- Fatty egg yolks typically thicken the frosting, but we found cornstarch worked equally well, without so many added calories.
- Traditional recipes have 740 calories, 45 grams of fat, and 23 grams of saturated fat per serving. Our changes brought the numbers down to 340 calories, 13 grams of fat, and 7 grams of saturated fat.
A few facts about German Chocolate cake-- You won't find this in Germany. Like Chop Suey being an American invented dish--so is German Chocolate Cake! This German Chocolate cake's main flavor component is that milk chocolate is used, rather than dark chocolate. While I really like my Dark Chocolate cake recipe, and this Chocolate Sheet Cake, I am a bigger fan of white chocolate (which isn't really chocolate) and milk chocolate.
To me, the flavor of a cake is in the proof of the batter. I liked the consistency, and it tasted good. The chocolate flavor was subtle, which is a good thing for someone who isn't a big fan of dark chocolate-- and I accept that I'm probably in the minority.
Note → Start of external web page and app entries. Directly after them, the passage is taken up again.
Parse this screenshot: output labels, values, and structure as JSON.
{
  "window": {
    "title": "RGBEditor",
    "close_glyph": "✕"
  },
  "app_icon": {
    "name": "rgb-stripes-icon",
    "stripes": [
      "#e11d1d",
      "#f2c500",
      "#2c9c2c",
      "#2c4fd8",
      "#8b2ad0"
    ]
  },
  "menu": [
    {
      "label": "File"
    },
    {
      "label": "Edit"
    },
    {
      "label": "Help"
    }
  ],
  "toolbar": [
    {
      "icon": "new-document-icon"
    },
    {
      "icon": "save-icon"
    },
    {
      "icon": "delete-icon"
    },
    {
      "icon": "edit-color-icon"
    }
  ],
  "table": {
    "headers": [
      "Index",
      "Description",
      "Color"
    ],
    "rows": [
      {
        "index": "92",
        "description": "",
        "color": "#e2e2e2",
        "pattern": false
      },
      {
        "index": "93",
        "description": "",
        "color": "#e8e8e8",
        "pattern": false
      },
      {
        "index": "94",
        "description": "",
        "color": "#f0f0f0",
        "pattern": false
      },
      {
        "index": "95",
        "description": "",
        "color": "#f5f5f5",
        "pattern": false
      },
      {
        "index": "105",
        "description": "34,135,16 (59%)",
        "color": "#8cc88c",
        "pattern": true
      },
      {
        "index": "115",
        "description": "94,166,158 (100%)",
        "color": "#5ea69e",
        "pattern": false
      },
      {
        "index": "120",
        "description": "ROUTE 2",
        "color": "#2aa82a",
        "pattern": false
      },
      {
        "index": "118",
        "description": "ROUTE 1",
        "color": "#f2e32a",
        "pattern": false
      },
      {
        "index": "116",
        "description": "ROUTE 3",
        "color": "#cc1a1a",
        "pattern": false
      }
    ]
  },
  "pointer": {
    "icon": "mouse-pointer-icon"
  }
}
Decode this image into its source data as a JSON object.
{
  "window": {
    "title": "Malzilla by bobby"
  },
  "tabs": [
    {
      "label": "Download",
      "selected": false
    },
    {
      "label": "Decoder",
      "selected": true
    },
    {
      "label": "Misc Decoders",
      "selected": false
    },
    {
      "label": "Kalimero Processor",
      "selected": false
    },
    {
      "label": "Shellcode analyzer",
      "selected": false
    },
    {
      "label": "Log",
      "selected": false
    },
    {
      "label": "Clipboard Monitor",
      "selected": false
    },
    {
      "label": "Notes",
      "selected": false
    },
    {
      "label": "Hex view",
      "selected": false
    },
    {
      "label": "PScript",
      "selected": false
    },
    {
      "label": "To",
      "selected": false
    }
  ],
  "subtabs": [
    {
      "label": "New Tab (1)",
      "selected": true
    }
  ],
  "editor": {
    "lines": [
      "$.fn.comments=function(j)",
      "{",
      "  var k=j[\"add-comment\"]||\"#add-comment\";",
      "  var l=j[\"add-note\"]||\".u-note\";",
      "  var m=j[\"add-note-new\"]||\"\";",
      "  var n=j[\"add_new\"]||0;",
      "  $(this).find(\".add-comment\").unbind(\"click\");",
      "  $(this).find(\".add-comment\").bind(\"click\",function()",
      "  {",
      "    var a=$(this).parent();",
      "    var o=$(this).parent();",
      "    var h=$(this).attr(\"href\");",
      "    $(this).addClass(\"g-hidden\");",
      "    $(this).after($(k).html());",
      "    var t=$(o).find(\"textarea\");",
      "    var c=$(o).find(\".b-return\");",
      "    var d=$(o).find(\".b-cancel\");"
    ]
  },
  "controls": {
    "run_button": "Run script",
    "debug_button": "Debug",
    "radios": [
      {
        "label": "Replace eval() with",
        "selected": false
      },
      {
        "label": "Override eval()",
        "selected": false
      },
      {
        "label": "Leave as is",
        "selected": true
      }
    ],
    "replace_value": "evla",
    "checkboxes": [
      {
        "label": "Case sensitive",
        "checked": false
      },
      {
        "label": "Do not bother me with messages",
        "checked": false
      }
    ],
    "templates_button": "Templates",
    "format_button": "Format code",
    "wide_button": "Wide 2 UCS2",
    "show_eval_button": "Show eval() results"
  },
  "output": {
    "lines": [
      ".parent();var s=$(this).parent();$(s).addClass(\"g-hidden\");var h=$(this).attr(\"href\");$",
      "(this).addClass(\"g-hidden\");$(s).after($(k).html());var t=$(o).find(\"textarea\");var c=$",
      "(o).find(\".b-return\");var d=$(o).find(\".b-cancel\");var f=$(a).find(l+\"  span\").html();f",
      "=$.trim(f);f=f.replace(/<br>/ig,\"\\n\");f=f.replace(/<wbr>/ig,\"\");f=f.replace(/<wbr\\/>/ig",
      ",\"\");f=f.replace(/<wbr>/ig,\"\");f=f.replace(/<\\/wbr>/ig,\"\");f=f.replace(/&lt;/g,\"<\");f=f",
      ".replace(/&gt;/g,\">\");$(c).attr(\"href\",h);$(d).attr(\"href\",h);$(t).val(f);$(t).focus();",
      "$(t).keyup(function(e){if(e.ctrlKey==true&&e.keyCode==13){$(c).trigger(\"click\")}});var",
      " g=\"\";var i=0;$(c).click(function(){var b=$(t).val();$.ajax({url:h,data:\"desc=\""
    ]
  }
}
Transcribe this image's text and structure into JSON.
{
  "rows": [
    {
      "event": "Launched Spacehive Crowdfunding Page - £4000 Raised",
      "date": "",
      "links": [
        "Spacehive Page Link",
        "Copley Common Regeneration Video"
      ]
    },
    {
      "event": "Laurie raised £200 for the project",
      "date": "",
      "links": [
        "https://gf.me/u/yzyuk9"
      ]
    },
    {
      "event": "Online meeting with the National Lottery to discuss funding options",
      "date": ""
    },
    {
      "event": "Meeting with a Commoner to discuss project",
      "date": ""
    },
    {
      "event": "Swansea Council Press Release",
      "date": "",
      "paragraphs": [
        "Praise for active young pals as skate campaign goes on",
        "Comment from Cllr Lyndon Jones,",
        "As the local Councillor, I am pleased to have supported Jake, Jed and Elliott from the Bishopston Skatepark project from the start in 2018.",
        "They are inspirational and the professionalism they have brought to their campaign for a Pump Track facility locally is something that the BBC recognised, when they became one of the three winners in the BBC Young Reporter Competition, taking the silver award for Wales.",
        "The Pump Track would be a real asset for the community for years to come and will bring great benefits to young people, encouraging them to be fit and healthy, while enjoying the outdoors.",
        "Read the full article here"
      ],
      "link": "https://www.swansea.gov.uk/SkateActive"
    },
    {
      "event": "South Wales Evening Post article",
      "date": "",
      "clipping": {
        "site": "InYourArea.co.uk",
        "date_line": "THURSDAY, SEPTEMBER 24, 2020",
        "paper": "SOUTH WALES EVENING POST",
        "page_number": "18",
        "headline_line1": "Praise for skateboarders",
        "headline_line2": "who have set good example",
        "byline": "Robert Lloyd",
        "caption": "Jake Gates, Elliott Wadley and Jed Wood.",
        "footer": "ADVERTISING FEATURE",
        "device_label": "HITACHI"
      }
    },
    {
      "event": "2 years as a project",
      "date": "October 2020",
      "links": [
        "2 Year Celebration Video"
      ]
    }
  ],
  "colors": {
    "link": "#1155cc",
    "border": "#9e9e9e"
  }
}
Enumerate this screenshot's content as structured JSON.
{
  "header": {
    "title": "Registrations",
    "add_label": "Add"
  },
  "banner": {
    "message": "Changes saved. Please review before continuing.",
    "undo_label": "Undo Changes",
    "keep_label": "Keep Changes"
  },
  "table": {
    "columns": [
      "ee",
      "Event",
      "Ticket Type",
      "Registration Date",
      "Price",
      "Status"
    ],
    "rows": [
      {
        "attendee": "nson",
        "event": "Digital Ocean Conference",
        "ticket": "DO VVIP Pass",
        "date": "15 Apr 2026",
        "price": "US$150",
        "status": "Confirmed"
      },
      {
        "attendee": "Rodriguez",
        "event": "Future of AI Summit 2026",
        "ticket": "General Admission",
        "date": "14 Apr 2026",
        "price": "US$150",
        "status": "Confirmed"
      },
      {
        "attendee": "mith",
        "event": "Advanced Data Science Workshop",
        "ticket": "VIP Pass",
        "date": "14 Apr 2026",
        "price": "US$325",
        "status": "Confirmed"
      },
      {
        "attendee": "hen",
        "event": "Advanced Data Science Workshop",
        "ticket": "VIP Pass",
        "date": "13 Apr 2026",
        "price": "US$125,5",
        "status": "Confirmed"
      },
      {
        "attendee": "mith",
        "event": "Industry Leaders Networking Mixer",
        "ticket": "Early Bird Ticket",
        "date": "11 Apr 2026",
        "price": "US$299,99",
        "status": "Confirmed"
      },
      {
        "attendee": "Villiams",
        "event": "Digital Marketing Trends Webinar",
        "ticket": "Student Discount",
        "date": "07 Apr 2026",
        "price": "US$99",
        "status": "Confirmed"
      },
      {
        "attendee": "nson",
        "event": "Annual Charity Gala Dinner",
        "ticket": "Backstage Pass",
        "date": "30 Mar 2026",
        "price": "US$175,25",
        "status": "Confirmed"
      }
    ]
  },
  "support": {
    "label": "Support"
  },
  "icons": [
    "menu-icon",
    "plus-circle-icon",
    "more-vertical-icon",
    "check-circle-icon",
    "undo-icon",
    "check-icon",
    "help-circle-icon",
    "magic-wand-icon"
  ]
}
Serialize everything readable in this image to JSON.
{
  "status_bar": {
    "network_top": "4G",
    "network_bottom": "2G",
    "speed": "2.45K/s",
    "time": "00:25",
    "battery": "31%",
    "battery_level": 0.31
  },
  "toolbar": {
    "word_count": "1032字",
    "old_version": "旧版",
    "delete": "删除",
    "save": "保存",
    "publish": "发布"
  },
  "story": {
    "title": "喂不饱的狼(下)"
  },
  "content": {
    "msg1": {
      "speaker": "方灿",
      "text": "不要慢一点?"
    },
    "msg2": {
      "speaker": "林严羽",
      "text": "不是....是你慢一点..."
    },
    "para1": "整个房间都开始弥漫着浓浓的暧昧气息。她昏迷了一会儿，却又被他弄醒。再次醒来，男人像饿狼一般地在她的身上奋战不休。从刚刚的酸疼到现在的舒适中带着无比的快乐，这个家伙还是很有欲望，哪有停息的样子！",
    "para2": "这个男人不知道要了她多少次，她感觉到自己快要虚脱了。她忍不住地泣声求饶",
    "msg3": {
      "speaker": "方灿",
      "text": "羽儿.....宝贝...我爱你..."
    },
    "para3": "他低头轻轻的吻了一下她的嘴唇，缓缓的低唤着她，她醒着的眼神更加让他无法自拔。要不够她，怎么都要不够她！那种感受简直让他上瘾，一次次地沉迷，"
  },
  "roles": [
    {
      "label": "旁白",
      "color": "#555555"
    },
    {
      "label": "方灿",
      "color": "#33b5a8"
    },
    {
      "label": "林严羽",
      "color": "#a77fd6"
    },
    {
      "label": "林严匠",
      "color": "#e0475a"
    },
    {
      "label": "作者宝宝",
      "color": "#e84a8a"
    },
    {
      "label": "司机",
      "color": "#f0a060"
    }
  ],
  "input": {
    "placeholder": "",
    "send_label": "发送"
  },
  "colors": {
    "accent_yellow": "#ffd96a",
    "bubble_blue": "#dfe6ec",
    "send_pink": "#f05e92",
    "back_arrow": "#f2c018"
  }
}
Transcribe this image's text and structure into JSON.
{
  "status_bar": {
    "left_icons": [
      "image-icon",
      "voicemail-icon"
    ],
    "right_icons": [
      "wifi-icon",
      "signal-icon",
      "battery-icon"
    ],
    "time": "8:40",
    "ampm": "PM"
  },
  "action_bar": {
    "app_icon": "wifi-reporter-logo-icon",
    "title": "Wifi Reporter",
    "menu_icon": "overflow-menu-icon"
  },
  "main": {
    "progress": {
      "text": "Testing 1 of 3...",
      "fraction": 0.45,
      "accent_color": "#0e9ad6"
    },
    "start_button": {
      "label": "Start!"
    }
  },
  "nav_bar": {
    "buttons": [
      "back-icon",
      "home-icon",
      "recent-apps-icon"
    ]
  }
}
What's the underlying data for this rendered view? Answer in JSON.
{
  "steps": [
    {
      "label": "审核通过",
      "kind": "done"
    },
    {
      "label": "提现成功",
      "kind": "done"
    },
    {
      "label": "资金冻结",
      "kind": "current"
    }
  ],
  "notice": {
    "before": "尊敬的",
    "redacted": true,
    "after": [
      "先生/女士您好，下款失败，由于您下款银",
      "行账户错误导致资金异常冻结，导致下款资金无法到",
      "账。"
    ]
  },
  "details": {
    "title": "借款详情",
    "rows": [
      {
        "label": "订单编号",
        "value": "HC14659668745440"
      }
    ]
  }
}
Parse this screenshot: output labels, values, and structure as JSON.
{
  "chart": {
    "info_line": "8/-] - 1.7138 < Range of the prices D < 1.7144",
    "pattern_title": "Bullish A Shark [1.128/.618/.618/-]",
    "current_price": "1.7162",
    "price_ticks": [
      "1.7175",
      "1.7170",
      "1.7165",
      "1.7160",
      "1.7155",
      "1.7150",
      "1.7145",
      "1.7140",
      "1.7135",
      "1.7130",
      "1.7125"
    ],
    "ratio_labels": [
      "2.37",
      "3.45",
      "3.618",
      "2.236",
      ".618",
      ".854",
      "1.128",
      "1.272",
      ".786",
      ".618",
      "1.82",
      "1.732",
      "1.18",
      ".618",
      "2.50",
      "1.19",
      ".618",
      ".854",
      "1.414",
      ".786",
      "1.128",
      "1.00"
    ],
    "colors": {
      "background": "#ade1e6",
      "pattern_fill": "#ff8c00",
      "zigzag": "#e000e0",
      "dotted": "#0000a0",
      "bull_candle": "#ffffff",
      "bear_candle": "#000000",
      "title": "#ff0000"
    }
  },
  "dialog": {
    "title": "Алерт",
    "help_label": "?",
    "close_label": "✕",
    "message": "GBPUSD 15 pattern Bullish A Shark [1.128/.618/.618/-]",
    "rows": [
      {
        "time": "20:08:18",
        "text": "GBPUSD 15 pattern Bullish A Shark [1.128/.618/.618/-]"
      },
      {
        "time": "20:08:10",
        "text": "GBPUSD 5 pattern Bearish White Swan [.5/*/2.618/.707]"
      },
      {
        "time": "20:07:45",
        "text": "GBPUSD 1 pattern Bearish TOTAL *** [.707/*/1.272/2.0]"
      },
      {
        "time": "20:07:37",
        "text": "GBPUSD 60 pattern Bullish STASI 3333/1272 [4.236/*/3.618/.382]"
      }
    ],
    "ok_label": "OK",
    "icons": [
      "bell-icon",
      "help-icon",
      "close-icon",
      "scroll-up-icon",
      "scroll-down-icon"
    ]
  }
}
When we started this assignment, we ran to the health food store to pick up unsweetened coconut. Unsweetened has fewer calories than the sweet stuff ordinarily used in German chocolate cake, right? Wrong. Ounce for ounce, sweetened coconut has fewer calories and less fat! How can that be? Sweetened coconut contains more water, which means fewer calories per cup of coconut. We used the sweetened coconut in our cake after all.
The icing was very easy to work with. Divide it evenly and frost only the top.
... then, I realized that I had forgotten to add the reserved pecan-coconut topping! D'oh!
I added it to the rest of the cake... but, I think you could go either way.
EVERYONE ELSE'S VERDICT: They loved it! I left the majority of the cake with our guests-- but Craig wanted two slices to come back home. That pretty much sums up, that this cake is worthy of a repeat performance.
Don't forget, that I now have a recipe index! As always, the printable recipe is at the bottom of this post. If you are receiving my posts via email, please click on the recipe name (in blue) so you can JUMP to my blog to print it!
Enjoying a rainy day at home,